*** EXERCISE INPUT ***

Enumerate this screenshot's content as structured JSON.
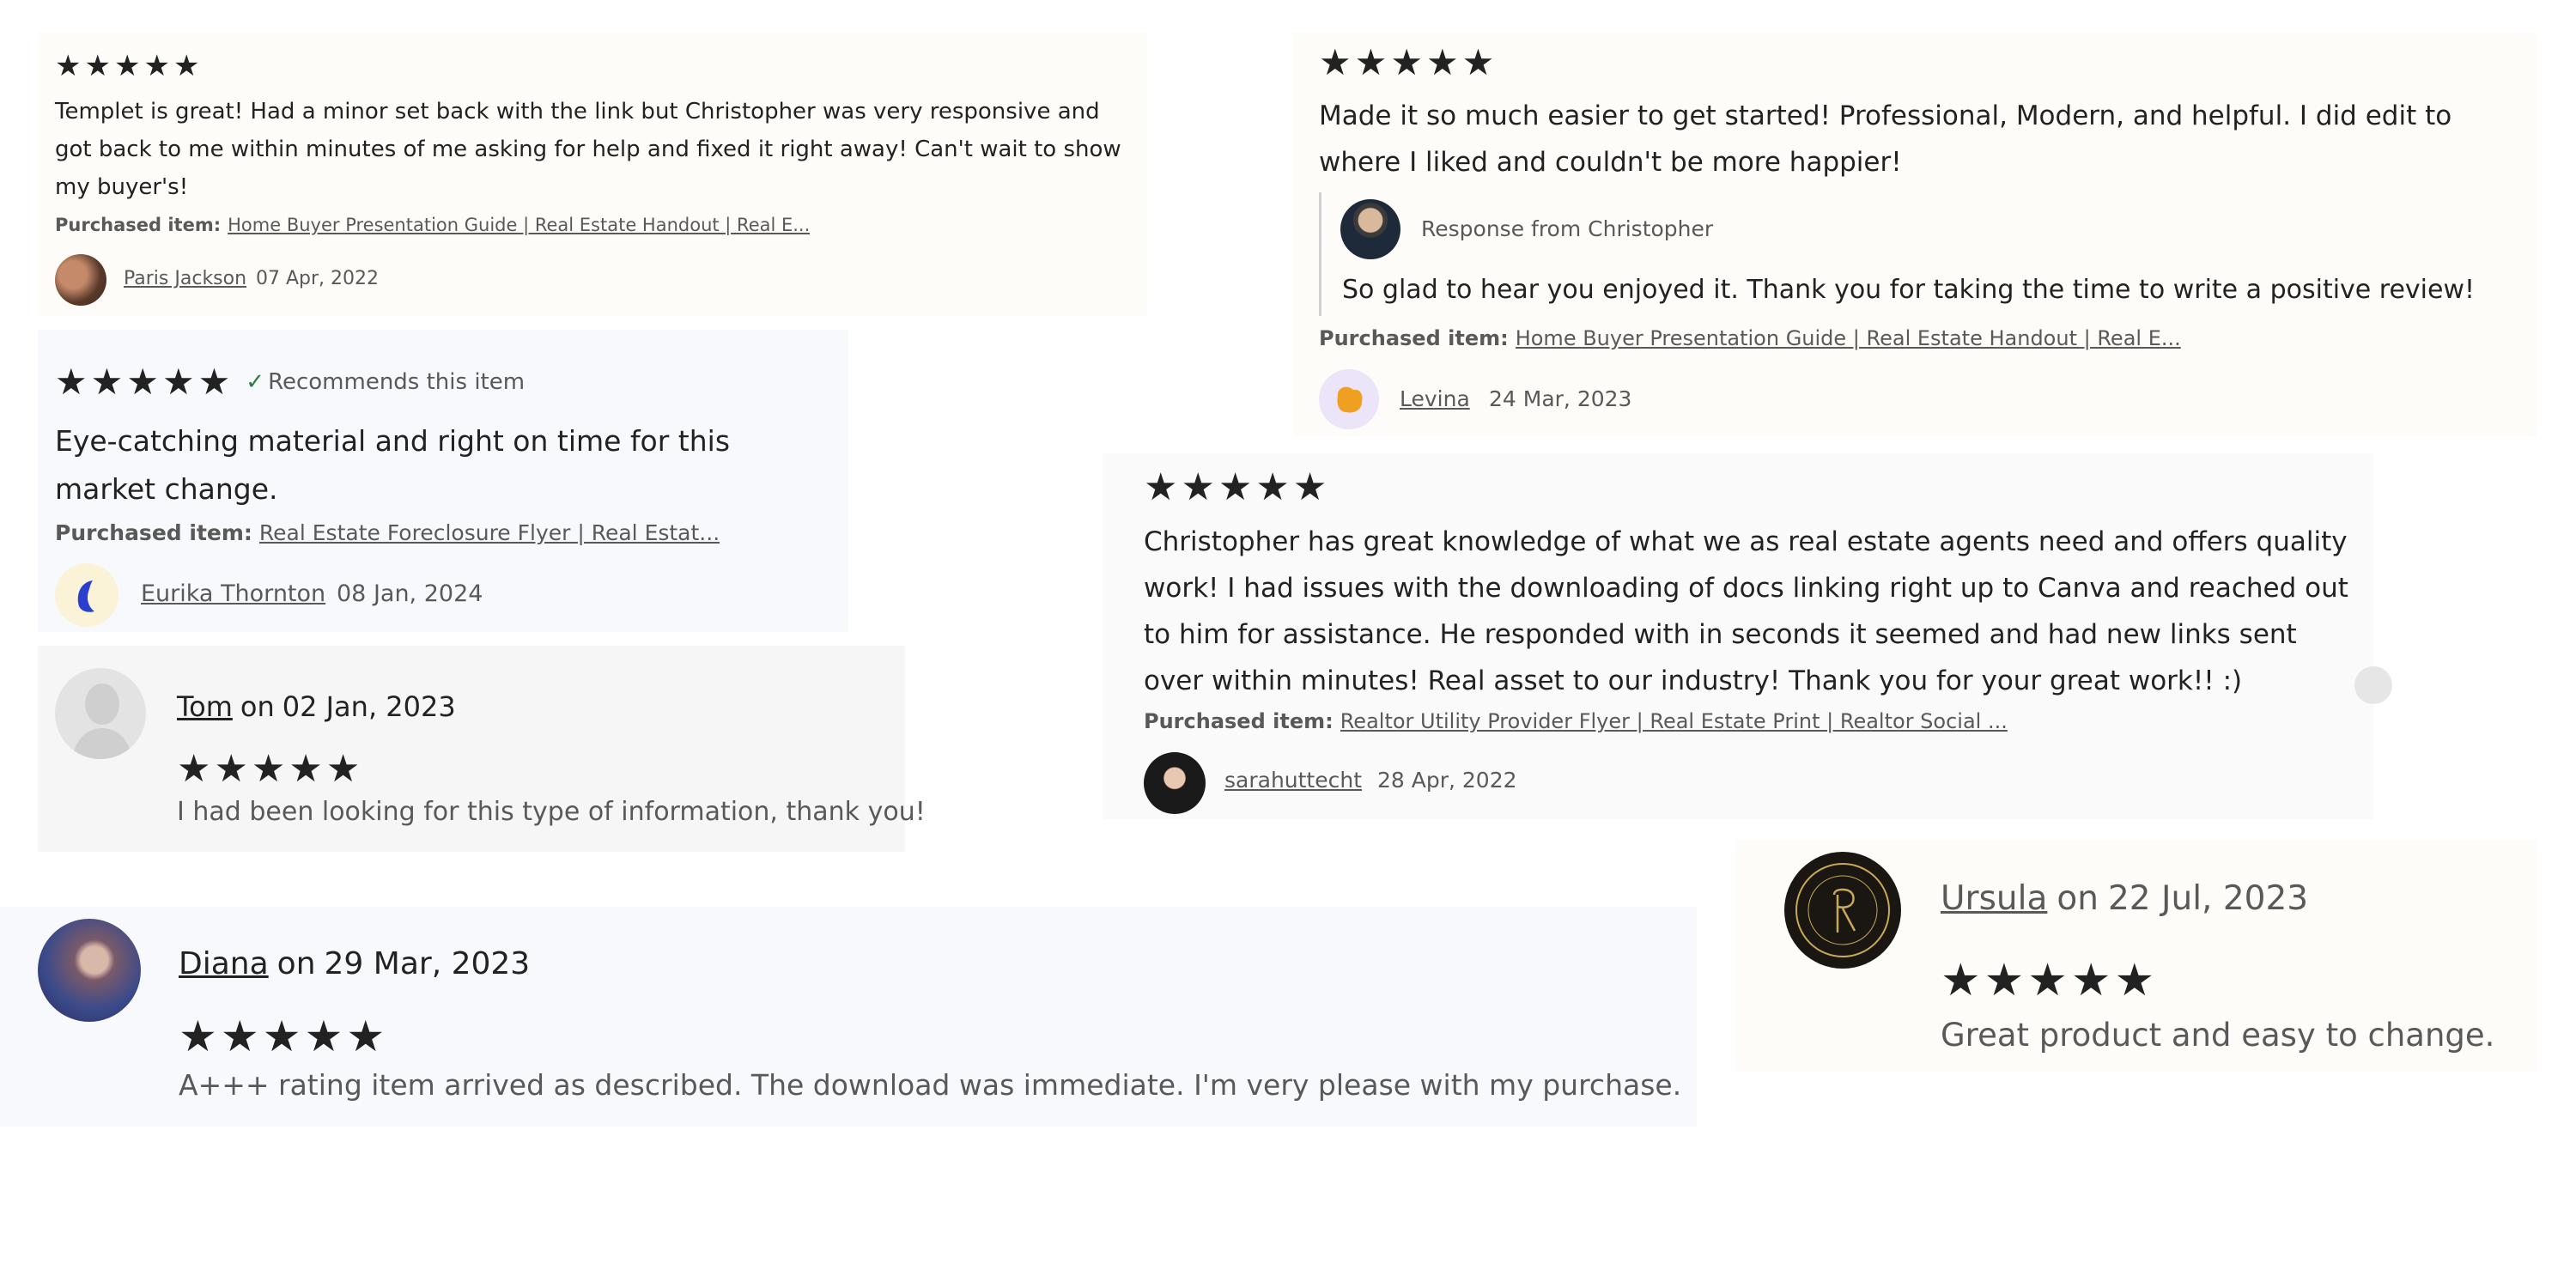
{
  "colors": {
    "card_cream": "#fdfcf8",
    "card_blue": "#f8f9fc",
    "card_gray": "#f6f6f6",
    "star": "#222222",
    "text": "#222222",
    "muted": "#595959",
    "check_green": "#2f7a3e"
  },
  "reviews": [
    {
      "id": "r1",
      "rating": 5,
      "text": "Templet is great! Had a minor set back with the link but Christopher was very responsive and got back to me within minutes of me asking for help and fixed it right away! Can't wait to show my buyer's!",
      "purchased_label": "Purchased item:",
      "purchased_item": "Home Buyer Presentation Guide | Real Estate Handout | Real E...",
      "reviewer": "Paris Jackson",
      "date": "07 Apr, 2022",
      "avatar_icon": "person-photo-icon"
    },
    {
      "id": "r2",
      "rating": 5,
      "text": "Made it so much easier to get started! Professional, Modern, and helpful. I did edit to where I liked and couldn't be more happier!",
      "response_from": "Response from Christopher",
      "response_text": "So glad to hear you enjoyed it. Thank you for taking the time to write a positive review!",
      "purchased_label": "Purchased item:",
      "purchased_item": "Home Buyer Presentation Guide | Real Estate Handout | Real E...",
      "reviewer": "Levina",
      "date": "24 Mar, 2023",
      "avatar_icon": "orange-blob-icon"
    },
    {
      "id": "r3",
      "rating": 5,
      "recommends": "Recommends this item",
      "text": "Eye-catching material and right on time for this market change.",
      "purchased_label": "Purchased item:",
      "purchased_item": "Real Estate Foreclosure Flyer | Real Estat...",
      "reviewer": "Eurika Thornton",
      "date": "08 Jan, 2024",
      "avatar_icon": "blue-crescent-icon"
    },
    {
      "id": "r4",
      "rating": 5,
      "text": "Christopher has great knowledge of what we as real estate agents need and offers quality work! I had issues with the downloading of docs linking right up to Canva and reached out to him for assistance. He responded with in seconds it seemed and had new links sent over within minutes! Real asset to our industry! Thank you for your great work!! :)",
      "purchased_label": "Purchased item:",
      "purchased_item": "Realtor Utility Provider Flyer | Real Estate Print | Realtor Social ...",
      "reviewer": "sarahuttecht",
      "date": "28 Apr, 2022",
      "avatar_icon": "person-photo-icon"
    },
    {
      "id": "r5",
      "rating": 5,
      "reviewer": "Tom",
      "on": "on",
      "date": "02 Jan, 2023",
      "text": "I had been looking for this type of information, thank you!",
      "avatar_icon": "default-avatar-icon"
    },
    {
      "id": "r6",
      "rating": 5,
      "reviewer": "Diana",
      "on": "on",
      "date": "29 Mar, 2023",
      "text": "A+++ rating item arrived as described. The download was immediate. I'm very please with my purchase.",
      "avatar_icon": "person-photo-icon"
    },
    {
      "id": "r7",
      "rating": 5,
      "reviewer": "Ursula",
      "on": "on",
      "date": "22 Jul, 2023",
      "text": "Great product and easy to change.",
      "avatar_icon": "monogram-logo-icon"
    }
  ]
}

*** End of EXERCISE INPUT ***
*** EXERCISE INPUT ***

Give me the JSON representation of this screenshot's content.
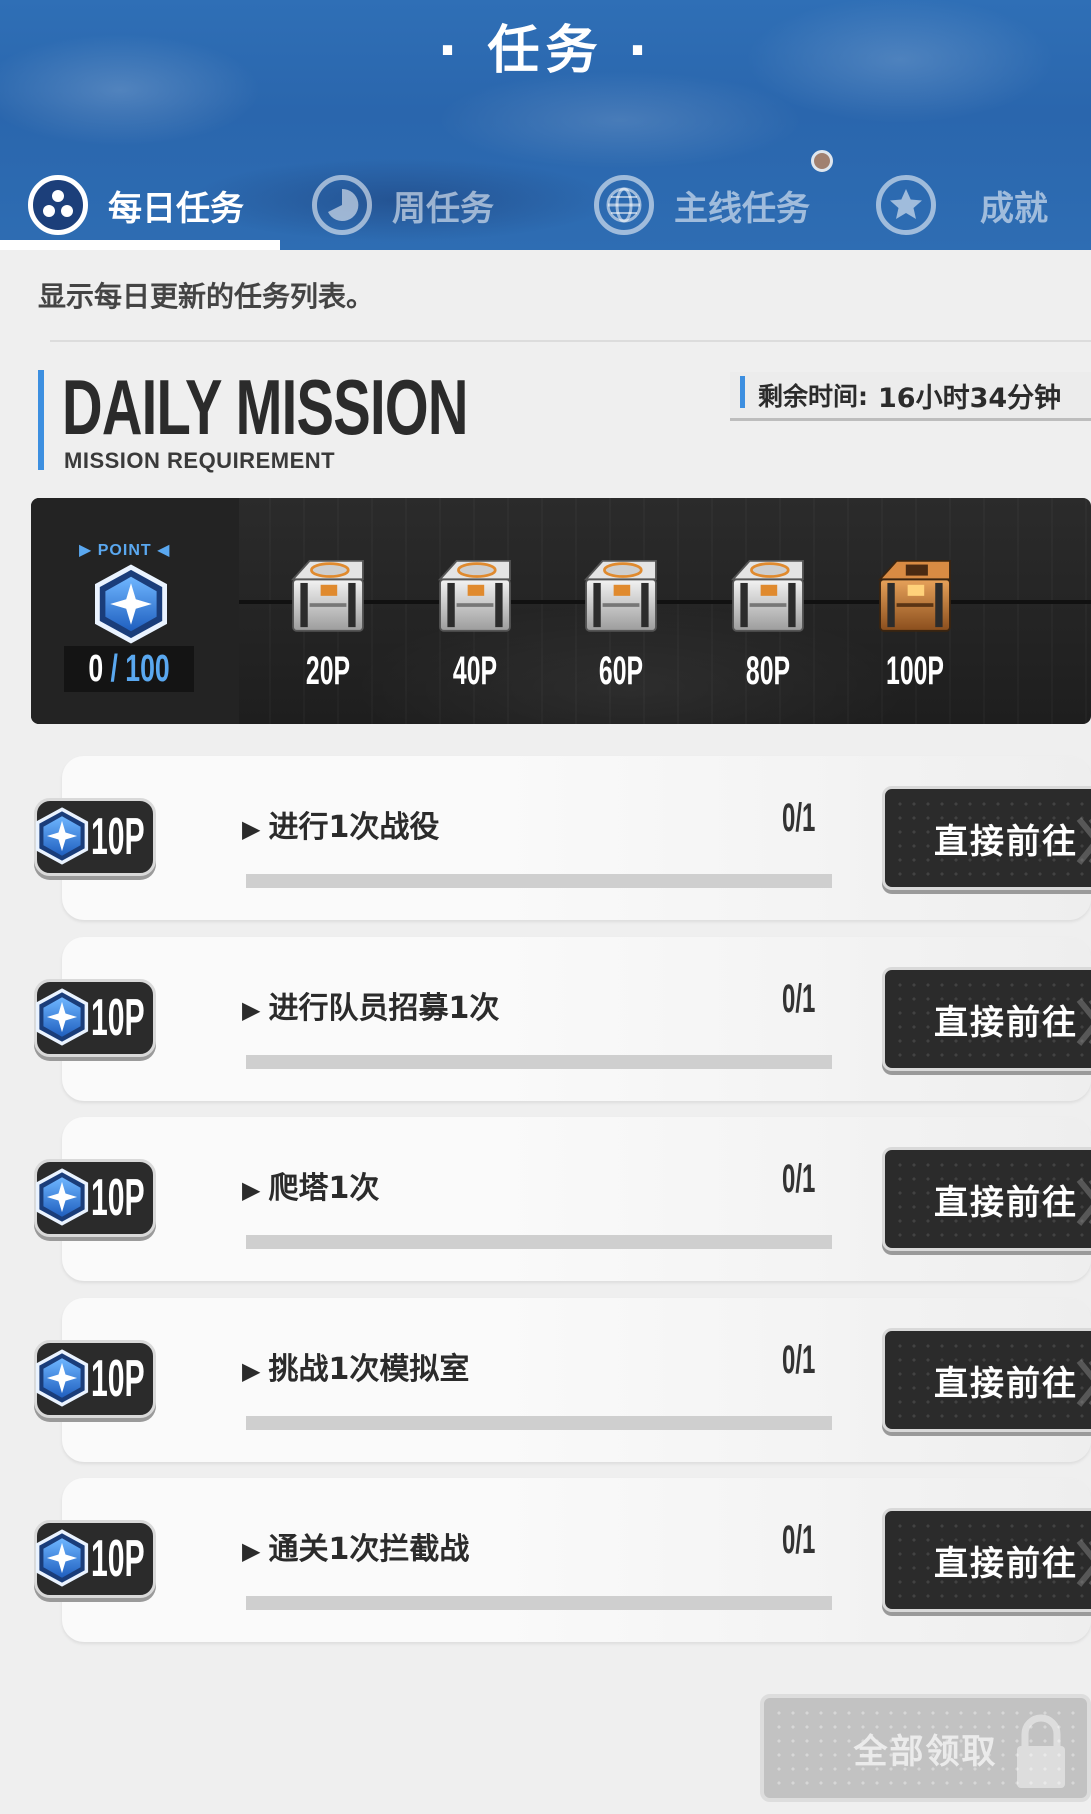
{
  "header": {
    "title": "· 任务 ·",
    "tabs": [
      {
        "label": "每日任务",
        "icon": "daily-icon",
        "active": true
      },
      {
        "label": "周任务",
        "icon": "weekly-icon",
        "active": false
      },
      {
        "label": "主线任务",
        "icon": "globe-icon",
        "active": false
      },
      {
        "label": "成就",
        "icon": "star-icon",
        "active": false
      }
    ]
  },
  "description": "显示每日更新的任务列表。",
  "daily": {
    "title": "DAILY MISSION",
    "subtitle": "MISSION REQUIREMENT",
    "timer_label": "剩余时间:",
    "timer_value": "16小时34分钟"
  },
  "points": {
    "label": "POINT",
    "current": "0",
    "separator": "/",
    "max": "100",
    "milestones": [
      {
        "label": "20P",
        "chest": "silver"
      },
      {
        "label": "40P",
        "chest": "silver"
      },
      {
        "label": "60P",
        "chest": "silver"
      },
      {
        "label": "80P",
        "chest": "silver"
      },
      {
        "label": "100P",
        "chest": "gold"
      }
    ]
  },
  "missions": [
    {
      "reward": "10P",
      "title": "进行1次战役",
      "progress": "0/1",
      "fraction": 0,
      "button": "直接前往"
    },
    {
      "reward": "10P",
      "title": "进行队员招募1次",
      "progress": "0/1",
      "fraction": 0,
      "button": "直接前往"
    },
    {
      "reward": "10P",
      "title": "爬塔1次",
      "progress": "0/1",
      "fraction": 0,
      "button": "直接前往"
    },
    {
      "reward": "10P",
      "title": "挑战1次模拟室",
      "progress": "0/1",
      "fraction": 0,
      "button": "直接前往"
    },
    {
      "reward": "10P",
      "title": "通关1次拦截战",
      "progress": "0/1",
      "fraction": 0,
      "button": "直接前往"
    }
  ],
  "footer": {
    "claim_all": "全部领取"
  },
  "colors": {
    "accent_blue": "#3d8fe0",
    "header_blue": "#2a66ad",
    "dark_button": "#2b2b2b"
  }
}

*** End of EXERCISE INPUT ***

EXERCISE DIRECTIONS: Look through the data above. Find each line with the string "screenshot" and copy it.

RESULT OF THE EXERCISE:
Enumerate this screenshot's content as structured JSON.
Give me the JSON representation of this screenshot's content.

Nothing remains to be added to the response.